Panelists in the “Home Care Post-Pandemic Outlook” discussed the bleak outlook for home health reimbursement. “We’re getting our clocks cleaned,” said Bruce Greenstein, Chief Strategy and Innovation Officer, LHC Group. “Our home health services are being provided at a commoditized price- and we’re paid very little for what we do – and there is little on the horizon for Home Health as Medicare Advantage grows – as it stands today.”
Home health organizations can join forces to negotiate with Congress on telehealth and overall reimbursement levels – but with the gridlock in DC right now, Accountable Care Organizations (ACOs) were discussed as a way to increase reimbursement – organizations would have to take on full risk, support risk, or add value to the hospital.
As the Home Care 100 event was wrapping up, NASL’s Virtual Hill Advocacy Day was just kicking off. On February 9th, NASL Advocates joined together virtually an effective day of advocacy on two of their top legislative priorities for 2022: the 15% therapy assistant cut and telehealth expansion under the Medicare program after the COVID-19 public health emergency (PHE) ends. Overall, 57 NASL Advocates participated in a total of 53 virtual meetings, and eight of those meetings were with Members of Congress, while the remaining meetings were held with Congressional staff.
According to a recent communication from NASL, responses received were generally positive:
15% therapy assistant cut
Most offices we met with sympathized with the issue and understood staffing crisis has hit the long-term care sector the hardest, but some offices were not familiar with the 15% assistant cut issue. NASL Advocates are seeking a Senate champion to lead the effort in the upcoming Continuing Resolution (CR) with the Stabilizing Medicare Access to Rehabilitation and Therapy (SMART) Act of 2021 (H.R. 5536), which would temporarily delay the impact of the impending 15% therapy assistant cut to 2023 and provide for an exemption to the policy for rural and medically underserved areas. A number of Senate offices seemed interested in possibly leading this effort, and some stated they would be supportive if a bill were to eventually be introduced.
Permanent expansion for telehealth

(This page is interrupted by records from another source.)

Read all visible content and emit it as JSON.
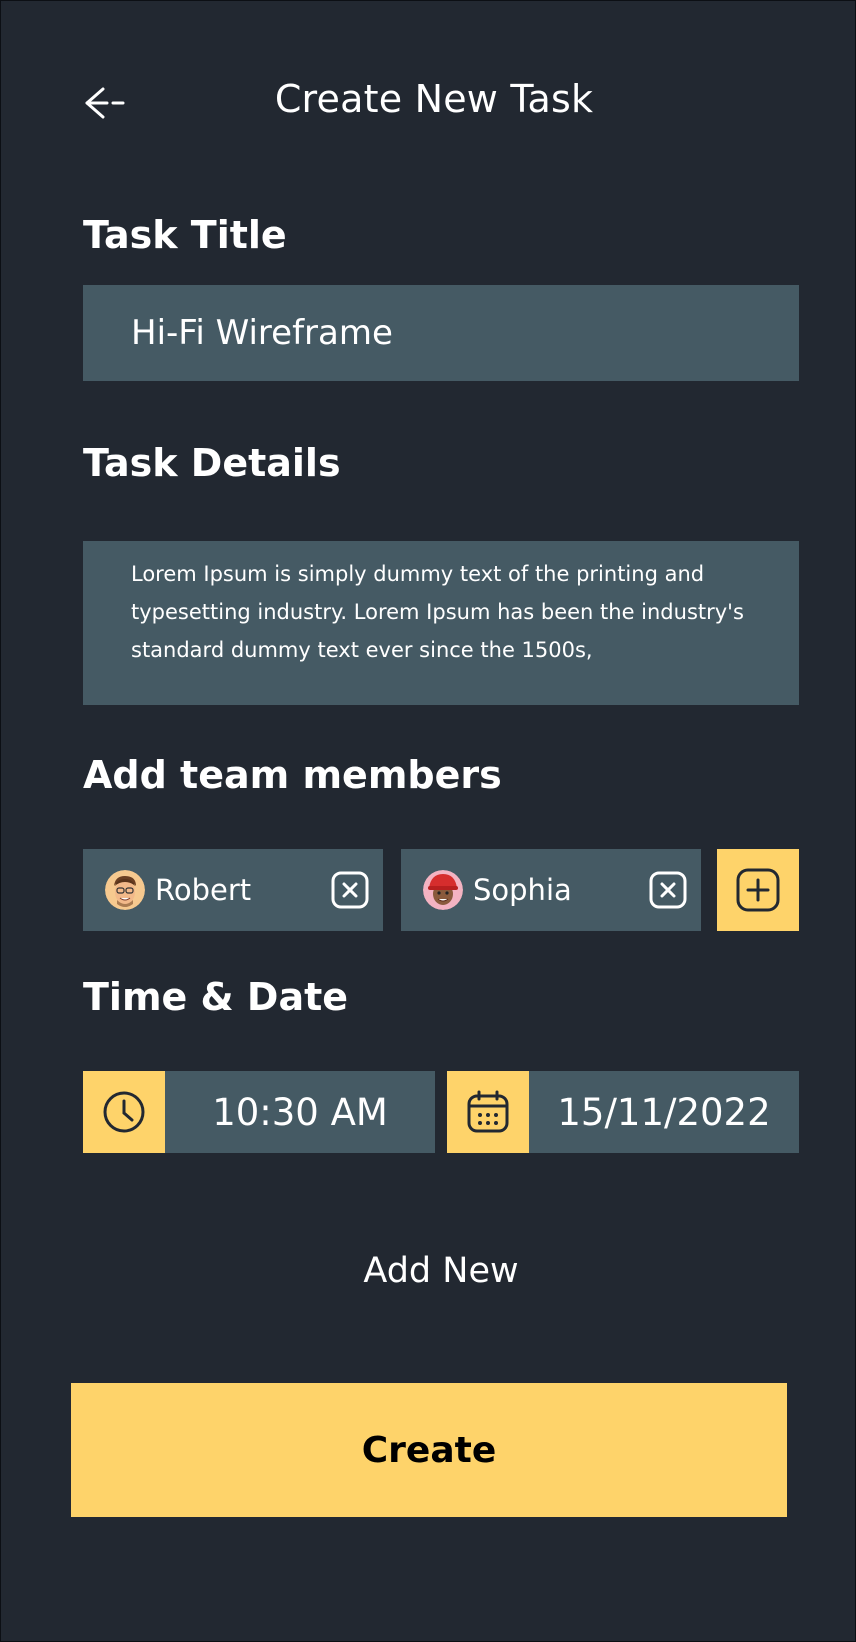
{
  "header": {
    "title": "Create New Task",
    "back_icon": "arrow-left-icon"
  },
  "task_title": {
    "label": "Task Title",
    "value": "Hi-Fi Wireframe"
  },
  "task_details": {
    "label": "Task Details",
    "value": "Lorem Ipsum is simply dummy text of the printing and typesetting industry. Lorem Ipsum has been the industry's standard dummy text ever since the 1500s,"
  },
  "team": {
    "label": "Add team members",
    "members": [
      {
        "name": "Robert",
        "avatar": "memoji-man-avatar"
      },
      {
        "name": "Sophia",
        "avatar": "memoji-woman-avatar"
      }
    ],
    "add_icon": "plus-square-icon",
    "remove_icon": "x-square-icon"
  },
  "schedule": {
    "label": "Time & Date",
    "time": "10:30 AM",
    "date": "15/11/2022",
    "time_icon": "clock-icon",
    "date_icon": "calendar-icon"
  },
  "actions": {
    "add_new": "Add New",
    "create": "Create"
  },
  "colors": {
    "background": "#222831",
    "field": "#455a64",
    "accent": "#fed36a",
    "text": "#ffffff"
  }
}
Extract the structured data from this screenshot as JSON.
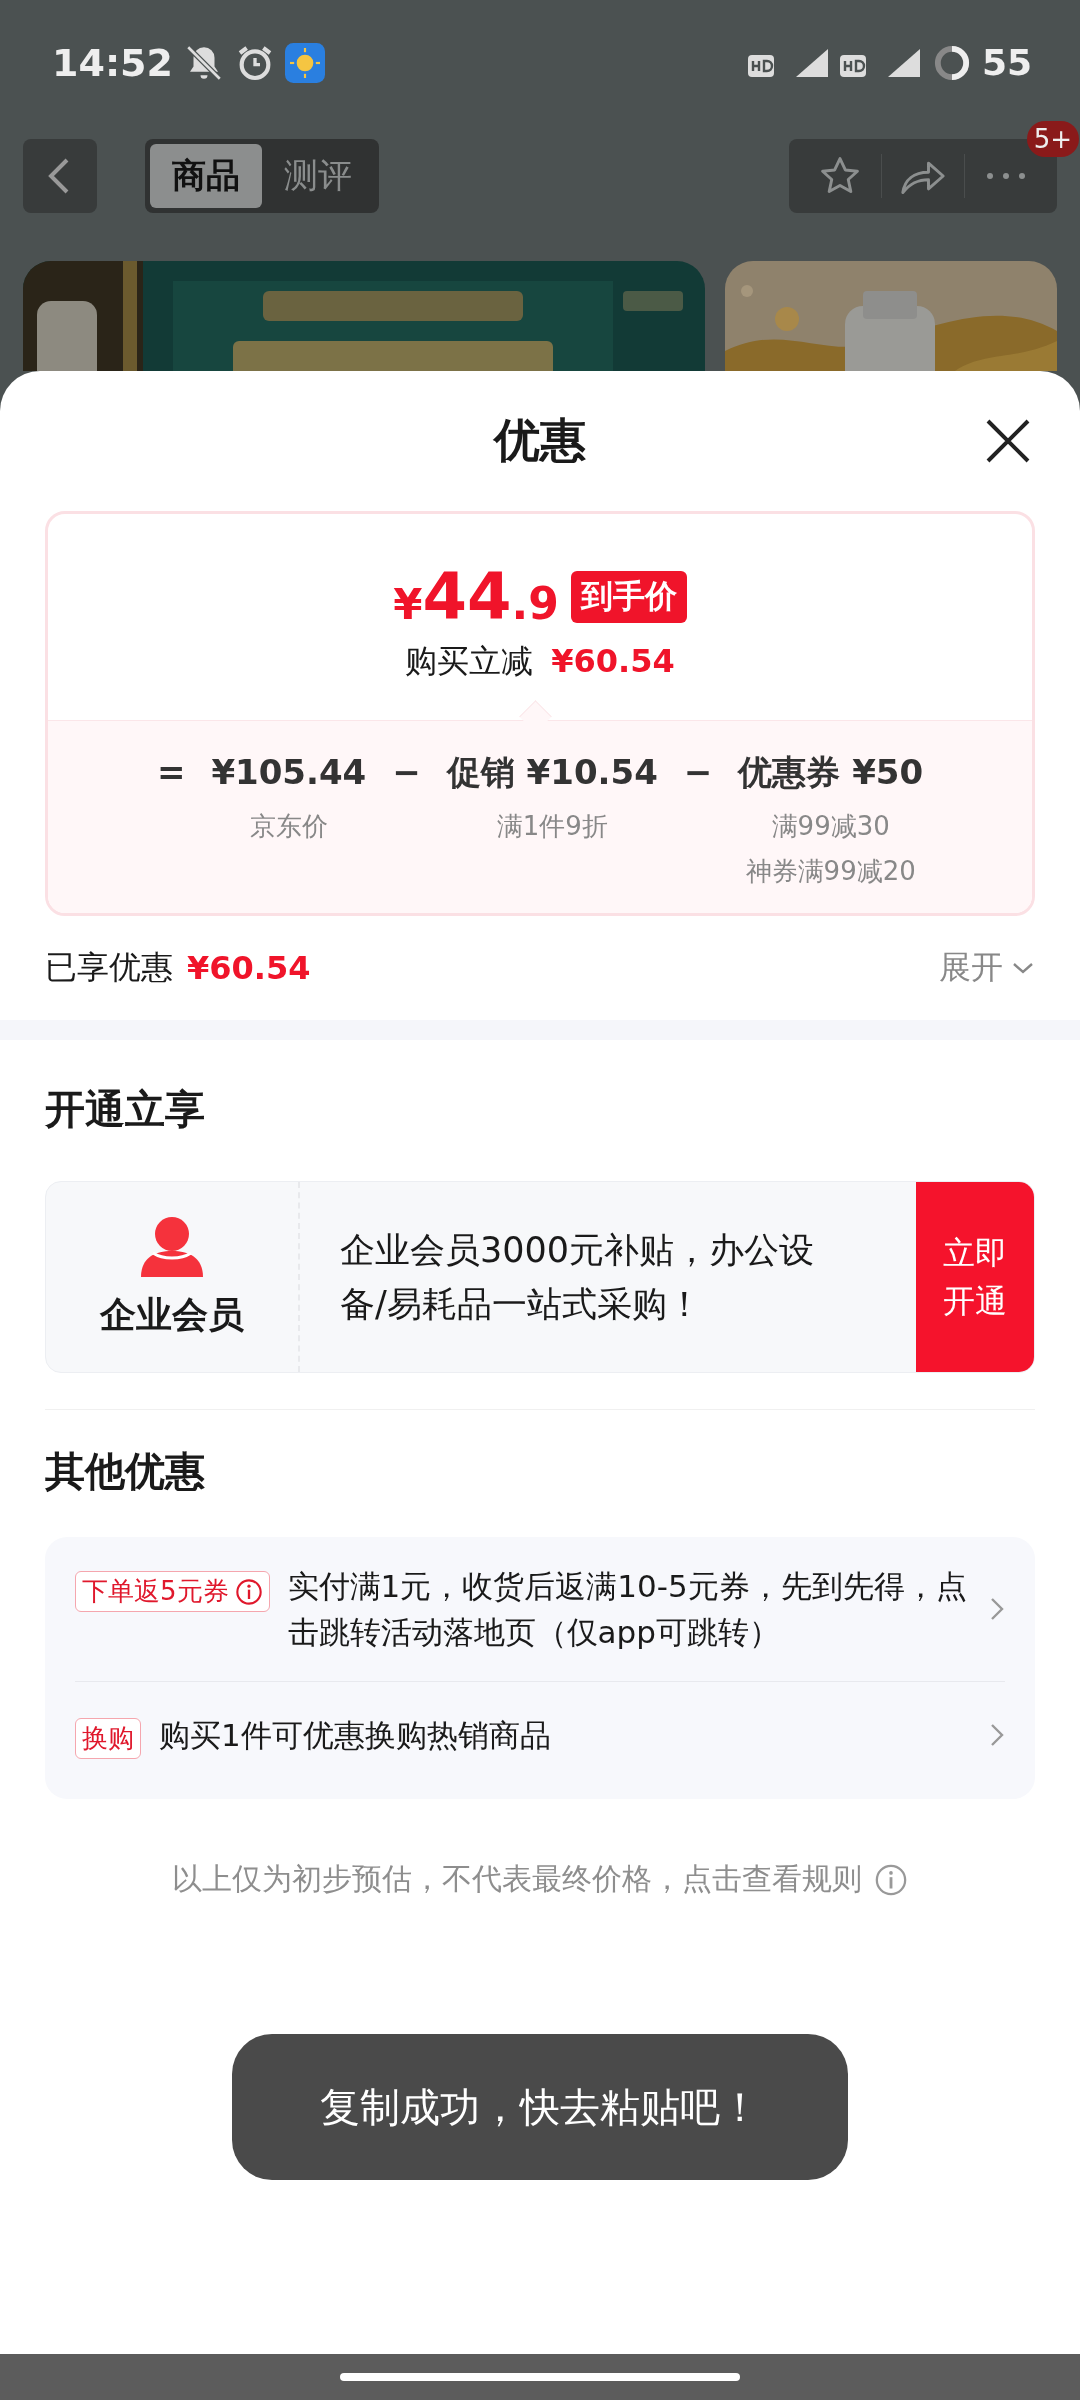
{
  "status_bar": {
    "time": "14:52",
    "battery": "55"
  },
  "header": {
    "tabs": [
      {
        "label": "商品",
        "selected": true
      },
      {
        "label": "测评",
        "selected": false
      }
    ],
    "badge": "5+"
  },
  "sheet": {
    "title": "优惠",
    "currency": "¥",
    "price_integer": "44",
    "price_decimal": ".9",
    "price_tag": "到手价",
    "instant_label": "购买立减",
    "instant_amount": "¥60.54",
    "breakdown": [
      {
        "kind": "operator",
        "text": "="
      },
      {
        "kind": "term",
        "amount": "¥105.44",
        "notes": [
          "京东价"
        ]
      },
      {
        "kind": "operator",
        "text": "−"
      },
      {
        "kind": "term",
        "label": "促销",
        "amount": "¥10.54",
        "notes": [
          "满1件9折"
        ]
      },
      {
        "kind": "operator",
        "text": "−"
      },
      {
        "kind": "term",
        "label": "优惠券",
        "amount": "¥50",
        "notes": [
          "满99减30",
          "神券满99减20"
        ]
      }
    ],
    "enjoyed_label": "已享优惠",
    "enjoyed_amount": "¥60.54",
    "expand_label": "展开"
  },
  "membership": {
    "heading": "开通立享",
    "name": "企业会员",
    "description": "企业会员3000元补贴，办公设备/易耗品一站式采购！",
    "button": "立即开通"
  },
  "other_offers": {
    "heading": "其他优惠",
    "items": [
      {
        "tag": "下单返5元券",
        "has_info": true,
        "text": "实付满1元，收货后返满10-5元券，先到先得，点击跳转活动落地页（仅app可跳转）"
      },
      {
        "tag": "换购",
        "has_info": false,
        "text": "购买1件可优惠换购热销商品"
      }
    ]
  },
  "disclaimer": "以上仅为初步预估，不代表最终价格，点击查看规则",
  "toast": "复制成功，快去粘贴吧！"
}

Most, if not all, of the offices we met with agreed that telehealth was the true success story coming out of the pandemic. A two-year extension, as opposed to a permanent extension, of the telehealth flexibilities granted during the PHE has gained a significant amount of traction on the Hill as of late. NASL Advocates urged the offices they met with to cosponsor either the Expanded Telehealth Access Act (H.R.2168) or the Telehealth Extension Act (H.R.6202), and the offices said they would look into both and likely be supportive of one or the other.
Technology can offer relief
Albeit not a solution to the staffing or reimbursement issue, technology can offer some efficiency gains for clinicians and administrative staff. With the demand for care exceeding the volume of clinicians to support that care, we need to also evaluate where technology can save on time and money. Electronic communication is already ubiquitous, yet many don’t realize they have these capabilities already embedded into their electronic health record (EHR) system. If they become digitally enabled and embrace electronic data sharing, providers will be able to pull through this staffing and workload challenges addressed in these conferences while they work to lobby for change in reimbursement rates.
Many of the technology vendors who support post-acute care have integrated to Kno2’s suite of powerful healthcare communication APIs that enable providers to reliably and securely SEND, RECEIVE, and FIND patient information with anyone in the healthcare ecosystem.
Contact Kno2 or your EHR to understand what electronic communication capabilities are available.